Notably, the dependency of mass action on leading opinions by a few people scares me. It scares me how until the leading voices of certain movements say or do something new or provoking, some people don’t often think for themselves or engage with the topic and issues independently. Even with that, the urgencies of such moments force many to participate in unrealistic and non-lasting solutions to repeating problems.

One skill I learned from Professor Busbee’s Critical Thinking course was the art of patience in the face of propaganda and how time truly tells. Notice how these conversations, like a tidal rise and falls, move water to the shore and then pull back. Many make statements and then retreat to the comfort of their homes until something else regarding that topic happens. Professor Busbee helped us realize that we must not jump on every popular bandwagon. With this cautiousness, I learned that the loudest, most heard, or influential voices aren’t always the wisest or most informed ones to drive the action necessary for a sustainable change that benefits the people with the most urgent needs.

Most importantly, I re-learned what I assumed we already knew; Google searches, content creators, podcasts, tweets by famous people, quotes, op-eds, personal experiences, nonfiction, and our feelings about history do not qualify as research, facts, or truth. Especially interning at Elsevier, I began to have a different level of intellectual respect for people who did peer-reviewed and published research on various life and world-changing topics.

In conversing with other classmates, I gained more confidence in saying I can listen and hear you out respectfully, but I am not obligated to agree, believe, accept, or fight for other people’s causes, perspectives, and convictions, especially when there is too much evidence to prove a lack of complete truth or fact. Notably, some are convicted about the wrong things or, sometimes, the right things but misuse their passion and platforms in the wrong ways. For some, the loudness of their convictions is often confused for its truth and this society of tolerance, participation, and acceptance we encourage dangerously equips and spreads their misinformation or misguided actions.

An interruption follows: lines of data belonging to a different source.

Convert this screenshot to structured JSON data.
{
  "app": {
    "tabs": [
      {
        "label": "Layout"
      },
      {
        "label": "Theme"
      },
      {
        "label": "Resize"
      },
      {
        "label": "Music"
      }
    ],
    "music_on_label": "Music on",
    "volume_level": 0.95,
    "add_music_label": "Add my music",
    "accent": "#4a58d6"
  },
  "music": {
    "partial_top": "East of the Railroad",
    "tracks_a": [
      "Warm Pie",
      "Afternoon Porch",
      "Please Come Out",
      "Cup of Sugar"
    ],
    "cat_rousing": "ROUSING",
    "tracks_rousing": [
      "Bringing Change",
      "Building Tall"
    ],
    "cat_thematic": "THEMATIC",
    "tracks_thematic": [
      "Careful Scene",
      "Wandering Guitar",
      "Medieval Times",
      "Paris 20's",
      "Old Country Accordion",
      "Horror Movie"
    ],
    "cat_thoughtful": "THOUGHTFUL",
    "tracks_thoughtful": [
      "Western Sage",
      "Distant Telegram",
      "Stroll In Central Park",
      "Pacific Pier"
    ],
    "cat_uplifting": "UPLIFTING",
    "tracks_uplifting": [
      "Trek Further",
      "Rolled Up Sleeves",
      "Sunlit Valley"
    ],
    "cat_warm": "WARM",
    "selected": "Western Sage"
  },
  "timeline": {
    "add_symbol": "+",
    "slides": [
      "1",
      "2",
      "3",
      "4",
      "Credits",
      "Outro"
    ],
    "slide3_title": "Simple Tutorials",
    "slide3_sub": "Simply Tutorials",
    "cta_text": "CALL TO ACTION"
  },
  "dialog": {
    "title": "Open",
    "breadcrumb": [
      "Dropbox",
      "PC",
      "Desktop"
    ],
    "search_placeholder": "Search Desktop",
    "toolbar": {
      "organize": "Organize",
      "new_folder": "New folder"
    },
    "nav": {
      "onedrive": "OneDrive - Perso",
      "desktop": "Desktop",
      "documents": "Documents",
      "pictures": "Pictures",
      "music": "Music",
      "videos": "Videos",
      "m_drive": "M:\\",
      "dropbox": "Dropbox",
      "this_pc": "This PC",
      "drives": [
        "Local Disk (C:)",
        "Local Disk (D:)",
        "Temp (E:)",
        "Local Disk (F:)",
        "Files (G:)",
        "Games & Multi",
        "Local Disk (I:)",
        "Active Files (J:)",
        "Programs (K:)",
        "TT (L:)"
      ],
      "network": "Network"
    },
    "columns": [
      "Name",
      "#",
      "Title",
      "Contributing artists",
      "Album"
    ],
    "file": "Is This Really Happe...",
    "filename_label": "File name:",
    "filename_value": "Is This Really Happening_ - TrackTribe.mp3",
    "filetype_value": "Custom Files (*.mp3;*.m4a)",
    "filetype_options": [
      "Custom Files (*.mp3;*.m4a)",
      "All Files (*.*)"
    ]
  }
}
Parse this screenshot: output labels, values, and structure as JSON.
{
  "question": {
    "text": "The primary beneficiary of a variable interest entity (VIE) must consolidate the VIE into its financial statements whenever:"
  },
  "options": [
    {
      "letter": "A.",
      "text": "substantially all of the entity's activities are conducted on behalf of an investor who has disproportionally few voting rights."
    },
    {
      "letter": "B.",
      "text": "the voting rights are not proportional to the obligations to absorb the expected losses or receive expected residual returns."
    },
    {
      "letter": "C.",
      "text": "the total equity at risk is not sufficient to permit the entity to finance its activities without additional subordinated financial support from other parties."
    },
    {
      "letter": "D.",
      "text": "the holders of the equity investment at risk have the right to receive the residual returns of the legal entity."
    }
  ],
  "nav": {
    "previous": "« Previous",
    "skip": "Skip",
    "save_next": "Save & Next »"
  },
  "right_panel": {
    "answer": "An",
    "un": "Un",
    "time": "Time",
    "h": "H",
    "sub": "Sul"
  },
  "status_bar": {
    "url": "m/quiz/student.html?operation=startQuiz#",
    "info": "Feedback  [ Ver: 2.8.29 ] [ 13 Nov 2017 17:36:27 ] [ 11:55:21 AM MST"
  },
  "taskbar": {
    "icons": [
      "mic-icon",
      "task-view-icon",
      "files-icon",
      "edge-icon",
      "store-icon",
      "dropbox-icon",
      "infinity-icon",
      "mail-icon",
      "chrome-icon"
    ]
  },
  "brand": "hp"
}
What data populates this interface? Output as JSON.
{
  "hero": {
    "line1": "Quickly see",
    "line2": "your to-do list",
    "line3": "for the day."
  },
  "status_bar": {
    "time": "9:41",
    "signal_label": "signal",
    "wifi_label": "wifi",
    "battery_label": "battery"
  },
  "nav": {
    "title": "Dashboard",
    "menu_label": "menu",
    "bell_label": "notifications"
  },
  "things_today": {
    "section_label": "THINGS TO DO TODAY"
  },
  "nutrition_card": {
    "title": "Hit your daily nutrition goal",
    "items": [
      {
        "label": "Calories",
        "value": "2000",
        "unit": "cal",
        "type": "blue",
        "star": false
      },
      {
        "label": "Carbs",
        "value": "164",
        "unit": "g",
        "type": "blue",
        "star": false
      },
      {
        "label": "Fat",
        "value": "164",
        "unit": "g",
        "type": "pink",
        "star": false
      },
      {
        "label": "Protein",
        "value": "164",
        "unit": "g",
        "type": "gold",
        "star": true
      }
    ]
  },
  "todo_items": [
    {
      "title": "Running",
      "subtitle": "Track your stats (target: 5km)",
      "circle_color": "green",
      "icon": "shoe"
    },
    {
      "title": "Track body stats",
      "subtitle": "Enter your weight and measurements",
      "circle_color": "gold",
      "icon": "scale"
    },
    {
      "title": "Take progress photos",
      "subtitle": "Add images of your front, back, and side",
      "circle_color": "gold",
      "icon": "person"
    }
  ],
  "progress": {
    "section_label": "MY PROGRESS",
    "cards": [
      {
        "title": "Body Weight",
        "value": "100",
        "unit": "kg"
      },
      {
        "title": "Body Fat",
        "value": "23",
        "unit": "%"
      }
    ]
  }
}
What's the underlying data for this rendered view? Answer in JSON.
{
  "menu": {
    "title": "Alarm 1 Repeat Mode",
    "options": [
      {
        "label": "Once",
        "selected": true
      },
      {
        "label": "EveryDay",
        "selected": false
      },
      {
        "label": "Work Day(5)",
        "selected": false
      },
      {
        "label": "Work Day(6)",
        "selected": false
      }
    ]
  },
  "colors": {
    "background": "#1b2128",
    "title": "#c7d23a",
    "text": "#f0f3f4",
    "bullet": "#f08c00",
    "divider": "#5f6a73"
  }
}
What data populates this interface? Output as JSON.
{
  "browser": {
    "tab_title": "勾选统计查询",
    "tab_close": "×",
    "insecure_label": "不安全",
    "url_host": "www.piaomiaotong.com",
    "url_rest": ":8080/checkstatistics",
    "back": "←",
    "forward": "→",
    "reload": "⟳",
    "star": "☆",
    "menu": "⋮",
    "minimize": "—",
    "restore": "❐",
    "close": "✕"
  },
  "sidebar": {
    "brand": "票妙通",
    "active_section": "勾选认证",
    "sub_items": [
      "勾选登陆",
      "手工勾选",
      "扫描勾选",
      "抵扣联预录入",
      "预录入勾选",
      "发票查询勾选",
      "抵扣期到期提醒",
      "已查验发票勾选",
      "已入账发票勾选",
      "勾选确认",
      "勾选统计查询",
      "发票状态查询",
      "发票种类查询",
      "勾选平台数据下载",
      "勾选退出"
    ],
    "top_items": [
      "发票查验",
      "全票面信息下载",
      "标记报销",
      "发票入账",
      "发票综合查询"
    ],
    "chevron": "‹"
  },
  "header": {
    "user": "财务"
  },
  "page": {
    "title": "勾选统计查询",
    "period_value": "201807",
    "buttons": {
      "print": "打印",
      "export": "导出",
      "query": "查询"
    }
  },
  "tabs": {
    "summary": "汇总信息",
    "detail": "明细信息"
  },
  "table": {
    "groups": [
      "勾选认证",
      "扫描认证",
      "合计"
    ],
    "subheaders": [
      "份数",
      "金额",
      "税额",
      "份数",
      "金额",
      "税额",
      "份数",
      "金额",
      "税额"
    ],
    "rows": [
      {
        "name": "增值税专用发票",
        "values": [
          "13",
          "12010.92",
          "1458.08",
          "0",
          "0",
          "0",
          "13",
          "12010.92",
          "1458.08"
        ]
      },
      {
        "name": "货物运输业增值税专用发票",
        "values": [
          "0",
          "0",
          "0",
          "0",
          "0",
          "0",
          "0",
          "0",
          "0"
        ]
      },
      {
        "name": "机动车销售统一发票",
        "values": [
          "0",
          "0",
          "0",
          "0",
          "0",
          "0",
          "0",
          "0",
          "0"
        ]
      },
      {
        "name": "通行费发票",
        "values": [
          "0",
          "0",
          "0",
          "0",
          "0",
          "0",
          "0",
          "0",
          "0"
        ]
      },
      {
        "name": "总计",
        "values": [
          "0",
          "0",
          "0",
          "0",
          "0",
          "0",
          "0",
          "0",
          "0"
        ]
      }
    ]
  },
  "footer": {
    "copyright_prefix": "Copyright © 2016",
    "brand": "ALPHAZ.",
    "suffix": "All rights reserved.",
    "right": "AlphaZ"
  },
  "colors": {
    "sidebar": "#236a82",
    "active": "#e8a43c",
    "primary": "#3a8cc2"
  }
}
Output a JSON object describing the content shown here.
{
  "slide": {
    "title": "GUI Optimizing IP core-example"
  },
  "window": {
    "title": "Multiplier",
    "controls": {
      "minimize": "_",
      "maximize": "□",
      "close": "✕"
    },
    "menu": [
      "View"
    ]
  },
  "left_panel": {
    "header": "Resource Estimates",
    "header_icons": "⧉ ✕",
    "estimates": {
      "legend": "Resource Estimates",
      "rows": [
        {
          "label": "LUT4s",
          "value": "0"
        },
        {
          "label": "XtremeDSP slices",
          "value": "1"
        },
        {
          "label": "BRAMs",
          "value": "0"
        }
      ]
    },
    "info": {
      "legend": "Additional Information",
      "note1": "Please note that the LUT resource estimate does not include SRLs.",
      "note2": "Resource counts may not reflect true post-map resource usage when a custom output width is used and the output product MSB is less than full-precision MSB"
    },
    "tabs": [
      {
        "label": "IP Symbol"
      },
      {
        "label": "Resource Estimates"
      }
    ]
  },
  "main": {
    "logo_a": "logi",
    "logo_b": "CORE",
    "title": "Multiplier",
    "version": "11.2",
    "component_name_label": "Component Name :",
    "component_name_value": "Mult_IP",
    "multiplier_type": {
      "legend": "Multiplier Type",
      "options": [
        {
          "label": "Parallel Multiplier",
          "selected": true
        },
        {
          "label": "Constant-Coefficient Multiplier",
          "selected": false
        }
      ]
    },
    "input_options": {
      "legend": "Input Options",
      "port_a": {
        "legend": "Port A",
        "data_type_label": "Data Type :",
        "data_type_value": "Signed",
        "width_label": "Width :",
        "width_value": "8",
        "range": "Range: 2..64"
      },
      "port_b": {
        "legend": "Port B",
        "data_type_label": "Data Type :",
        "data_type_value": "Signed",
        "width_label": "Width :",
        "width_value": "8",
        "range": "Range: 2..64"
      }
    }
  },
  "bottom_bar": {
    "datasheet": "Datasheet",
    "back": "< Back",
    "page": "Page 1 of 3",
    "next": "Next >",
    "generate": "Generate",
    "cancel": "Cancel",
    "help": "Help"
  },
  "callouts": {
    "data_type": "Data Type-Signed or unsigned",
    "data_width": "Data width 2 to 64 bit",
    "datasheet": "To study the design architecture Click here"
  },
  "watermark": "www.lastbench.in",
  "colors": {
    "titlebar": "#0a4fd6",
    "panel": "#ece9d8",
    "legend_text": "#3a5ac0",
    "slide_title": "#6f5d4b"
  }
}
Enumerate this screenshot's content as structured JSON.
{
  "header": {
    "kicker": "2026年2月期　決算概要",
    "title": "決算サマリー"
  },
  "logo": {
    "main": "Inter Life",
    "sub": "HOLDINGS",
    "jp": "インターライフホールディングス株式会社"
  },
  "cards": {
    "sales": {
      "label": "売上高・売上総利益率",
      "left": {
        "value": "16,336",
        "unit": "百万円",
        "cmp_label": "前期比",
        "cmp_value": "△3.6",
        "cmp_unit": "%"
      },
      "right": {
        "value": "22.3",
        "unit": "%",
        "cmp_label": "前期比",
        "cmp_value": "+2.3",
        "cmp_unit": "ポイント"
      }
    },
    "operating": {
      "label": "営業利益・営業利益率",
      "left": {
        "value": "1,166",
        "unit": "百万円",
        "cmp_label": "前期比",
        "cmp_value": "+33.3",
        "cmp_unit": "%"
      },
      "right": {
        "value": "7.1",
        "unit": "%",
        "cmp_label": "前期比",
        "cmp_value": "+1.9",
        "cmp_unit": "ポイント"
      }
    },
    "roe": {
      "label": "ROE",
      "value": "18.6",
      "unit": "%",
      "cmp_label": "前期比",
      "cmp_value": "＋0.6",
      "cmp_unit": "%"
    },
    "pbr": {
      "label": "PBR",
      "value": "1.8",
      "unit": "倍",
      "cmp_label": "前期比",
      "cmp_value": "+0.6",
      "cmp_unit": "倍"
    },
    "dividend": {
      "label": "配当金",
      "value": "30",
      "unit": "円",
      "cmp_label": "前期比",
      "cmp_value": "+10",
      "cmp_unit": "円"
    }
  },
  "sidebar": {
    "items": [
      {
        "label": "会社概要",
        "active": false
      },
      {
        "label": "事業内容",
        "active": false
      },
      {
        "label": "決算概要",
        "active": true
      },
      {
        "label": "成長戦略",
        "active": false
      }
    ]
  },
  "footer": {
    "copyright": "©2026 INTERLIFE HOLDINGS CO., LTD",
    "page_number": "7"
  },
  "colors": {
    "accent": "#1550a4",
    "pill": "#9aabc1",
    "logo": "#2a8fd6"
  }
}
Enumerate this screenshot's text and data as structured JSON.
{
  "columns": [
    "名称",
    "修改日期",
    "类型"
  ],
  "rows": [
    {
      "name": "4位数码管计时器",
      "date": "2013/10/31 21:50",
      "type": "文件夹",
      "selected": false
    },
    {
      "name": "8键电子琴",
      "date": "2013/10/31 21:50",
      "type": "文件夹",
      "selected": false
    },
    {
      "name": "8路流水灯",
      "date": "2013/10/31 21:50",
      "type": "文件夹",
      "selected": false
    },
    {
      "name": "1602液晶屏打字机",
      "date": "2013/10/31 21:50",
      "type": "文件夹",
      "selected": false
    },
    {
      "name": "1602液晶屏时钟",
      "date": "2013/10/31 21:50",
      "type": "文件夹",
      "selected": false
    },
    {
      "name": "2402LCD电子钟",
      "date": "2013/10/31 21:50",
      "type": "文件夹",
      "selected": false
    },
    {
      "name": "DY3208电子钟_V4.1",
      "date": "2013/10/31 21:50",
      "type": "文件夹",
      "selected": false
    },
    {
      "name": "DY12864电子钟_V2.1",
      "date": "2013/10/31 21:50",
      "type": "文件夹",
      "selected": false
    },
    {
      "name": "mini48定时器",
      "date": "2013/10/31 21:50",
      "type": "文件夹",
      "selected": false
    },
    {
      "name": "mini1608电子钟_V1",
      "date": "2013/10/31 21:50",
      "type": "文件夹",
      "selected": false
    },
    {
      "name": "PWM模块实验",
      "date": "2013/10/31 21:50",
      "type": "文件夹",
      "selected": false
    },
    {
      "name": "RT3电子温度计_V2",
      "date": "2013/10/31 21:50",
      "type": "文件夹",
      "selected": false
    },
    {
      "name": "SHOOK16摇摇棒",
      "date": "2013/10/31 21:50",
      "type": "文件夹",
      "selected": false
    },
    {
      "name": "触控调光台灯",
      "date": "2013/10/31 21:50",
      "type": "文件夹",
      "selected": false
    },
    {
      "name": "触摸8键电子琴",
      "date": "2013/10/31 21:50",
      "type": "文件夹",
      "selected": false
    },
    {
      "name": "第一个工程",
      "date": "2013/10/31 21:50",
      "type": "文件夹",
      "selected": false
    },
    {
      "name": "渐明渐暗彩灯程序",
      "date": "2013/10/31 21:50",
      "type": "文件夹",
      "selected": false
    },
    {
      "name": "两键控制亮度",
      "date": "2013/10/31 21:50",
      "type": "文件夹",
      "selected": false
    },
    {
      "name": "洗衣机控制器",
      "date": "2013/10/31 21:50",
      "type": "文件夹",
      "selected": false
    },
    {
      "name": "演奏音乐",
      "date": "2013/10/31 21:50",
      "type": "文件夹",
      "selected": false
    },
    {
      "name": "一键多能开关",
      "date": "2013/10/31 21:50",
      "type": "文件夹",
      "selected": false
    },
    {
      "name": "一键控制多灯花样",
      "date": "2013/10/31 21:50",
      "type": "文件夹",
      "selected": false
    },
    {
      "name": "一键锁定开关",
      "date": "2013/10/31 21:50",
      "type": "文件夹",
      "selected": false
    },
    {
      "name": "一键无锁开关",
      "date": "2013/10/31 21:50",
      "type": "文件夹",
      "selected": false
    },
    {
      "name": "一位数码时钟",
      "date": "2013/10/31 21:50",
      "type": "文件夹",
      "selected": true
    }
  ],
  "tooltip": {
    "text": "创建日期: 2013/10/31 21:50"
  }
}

By the third week of the class, when we started forming discussion groups, my longing for safety in familiarity and likeness almost convinced me that I must be in the same group as the other black female student simply because I saw the Asian students form one group and the white students form another. However, I consciously refused that notion. Like this class and our groups, facing what’s new, unknown, unfamiliar, and potentially disagreeable is scary. By the end of that semester and even now, I could only imagine how much more terrifying it would be to live in a world with this much information and accessibility but very little knowledge, understanding, and wisdom to share and apply in a right, ethical, and justifiable way.

Information itself lacks power without application. The more I am conscious of the power of being informed and conviction of belief, either shared by speaking or writing, the more fearful I am of its misuse and misunderstanding. Seeing how cruel and unforgiving our world can be, especially on the internet, makes me even more anxious about being a voice of or for anything in this world. This series continues with my review of Soro Soke and a realignment of several mistruths that circulated the book and its author, Trish Lorenz.


Be sure to check back in next Friday for Part II